• _Task requirements_: Leave out the pictures and retype everything else in the records below exactly.

━━━━━━━━━━━━━━━━━━━━━━━━━━━━━━

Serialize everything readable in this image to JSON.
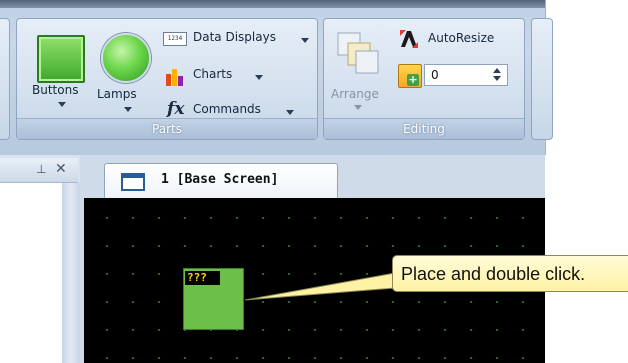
{
  "ribbon": {
    "parts_group": {
      "caption": "Parts",
      "buttons_label": "Buttons",
      "lamps_label": "Lamps",
      "data_displays_label": "Data Displays",
      "charts_label": "Charts",
      "commands_label": "Commands",
      "data_displays_icon_text": "1234",
      "commands_icon_text": "fx"
    },
    "editing_group": {
      "caption": "Editing",
      "arrange_label": "Arrange",
      "autoresize_label": "AutoResize",
      "spinner_value": "0"
    }
  },
  "editor": {
    "tab_label": "1 [Base Screen]",
    "lamp_tag_text": "???",
    "callout_text": "Place and double click."
  },
  "colors": {
    "lamp_fill": "#6cc04a",
    "screen_background": "#000000",
    "callout_fill": "#fff2a4"
  },
  "icons": {
    "pin": "pin-icon",
    "close": "close-icon"
  }
}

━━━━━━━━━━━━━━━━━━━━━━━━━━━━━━

• _Reply to the exercise_:
Serialize everything readable in this image to JSON.
{
  "ribbon": {
    "parts_group": {
      "caption": "Parts",
      "buttons_label": "Buttons",
      "lamps_label": "Lamps",
      "data_displays_label": "Data Displays",
      "charts_label": "Charts",
      "commands_label": "Commands",
      "data_displays_icon_text": "1234",
      "commands_icon_text": "fx"
    },
    "editing_group": {
      "caption": "Editing",
      "arrange_label": "Arrange",
      "autoresize_label": "AutoResize",
      "spinner_value": "0"
    }
  },
  "editor": {
    "tab_label": "1 [Base Screen]",
    "lamp_tag_text": "???",
    "callout_text": "Place and double click."
  },
  "colors": {
    "lamp_fill": "#6cc04a",
    "screen_background": "#000000",
    "callout_fill": "#fff2a4"
  },
  "icons": {
    "pin": "pin-icon",
    "close": "close-icon"
  }
}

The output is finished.